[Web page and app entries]
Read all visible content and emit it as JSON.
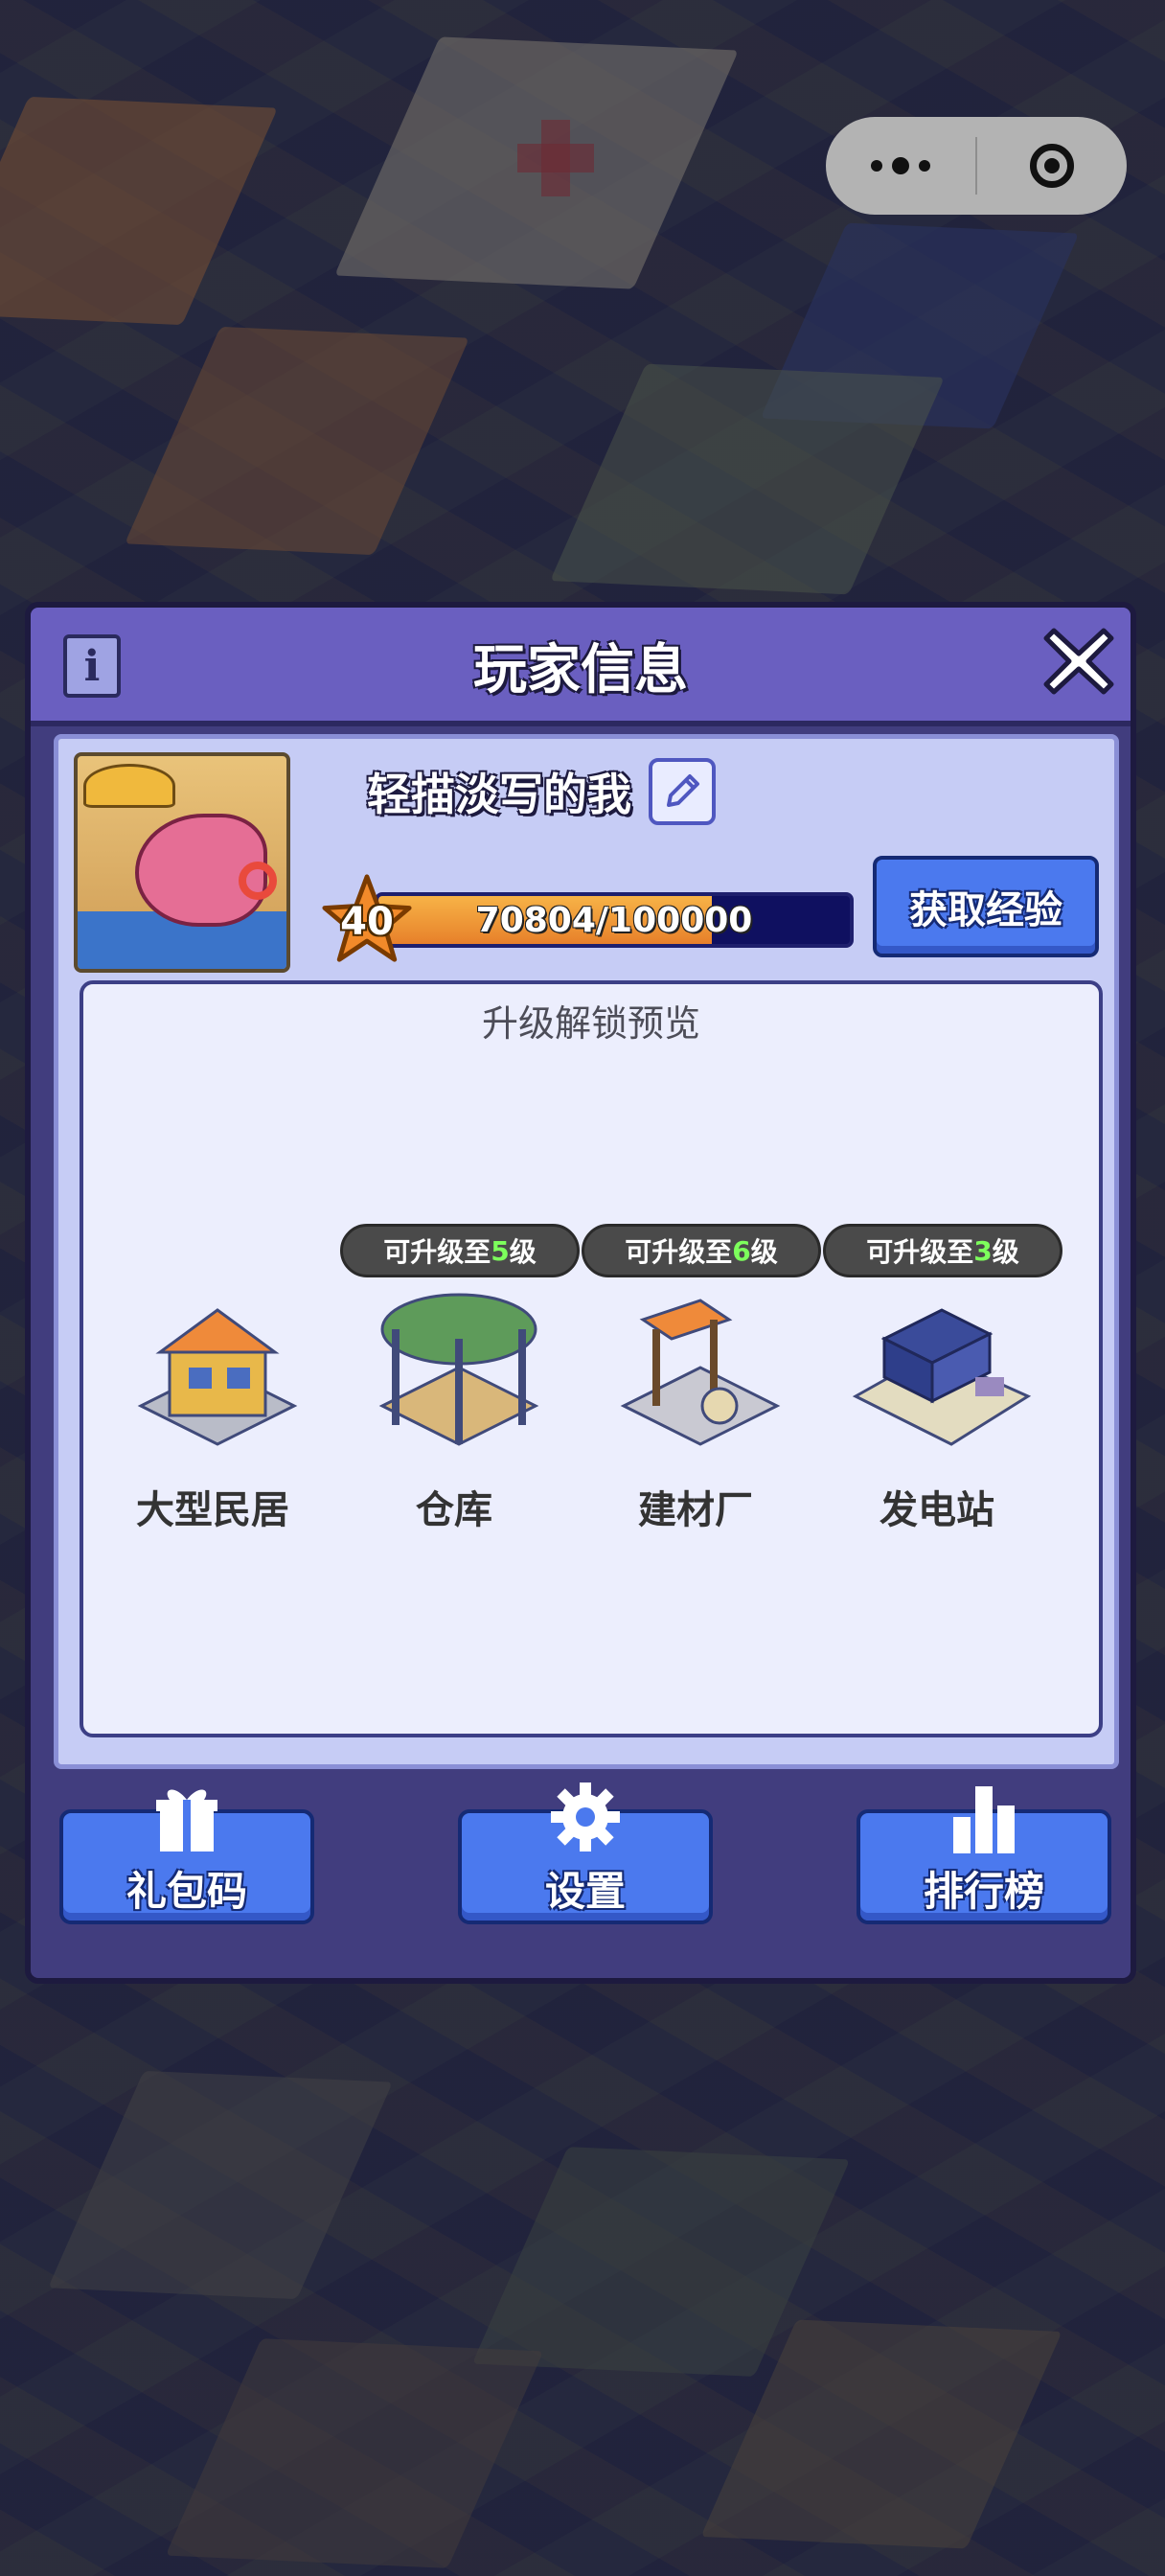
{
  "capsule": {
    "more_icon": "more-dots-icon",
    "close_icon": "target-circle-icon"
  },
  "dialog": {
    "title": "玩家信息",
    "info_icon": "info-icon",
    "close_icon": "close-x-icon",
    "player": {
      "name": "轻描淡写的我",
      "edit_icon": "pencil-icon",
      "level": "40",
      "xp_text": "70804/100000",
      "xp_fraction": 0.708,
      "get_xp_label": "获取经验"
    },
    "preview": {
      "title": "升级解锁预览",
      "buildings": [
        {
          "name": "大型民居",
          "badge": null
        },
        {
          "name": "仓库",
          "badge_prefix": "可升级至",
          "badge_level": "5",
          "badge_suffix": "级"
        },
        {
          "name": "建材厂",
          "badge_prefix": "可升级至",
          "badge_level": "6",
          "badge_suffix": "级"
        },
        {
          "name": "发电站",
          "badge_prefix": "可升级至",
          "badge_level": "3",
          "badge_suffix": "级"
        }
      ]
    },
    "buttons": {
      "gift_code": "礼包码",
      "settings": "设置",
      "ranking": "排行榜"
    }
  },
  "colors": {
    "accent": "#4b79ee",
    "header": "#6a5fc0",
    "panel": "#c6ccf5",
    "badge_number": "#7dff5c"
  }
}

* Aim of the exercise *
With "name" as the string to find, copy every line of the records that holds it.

* Result for this task *
      "name": "轻描淡写的我",
          "name": "大型民居",
          "name": "仓库",
          "name": "建材厂",
          "name": "发电站",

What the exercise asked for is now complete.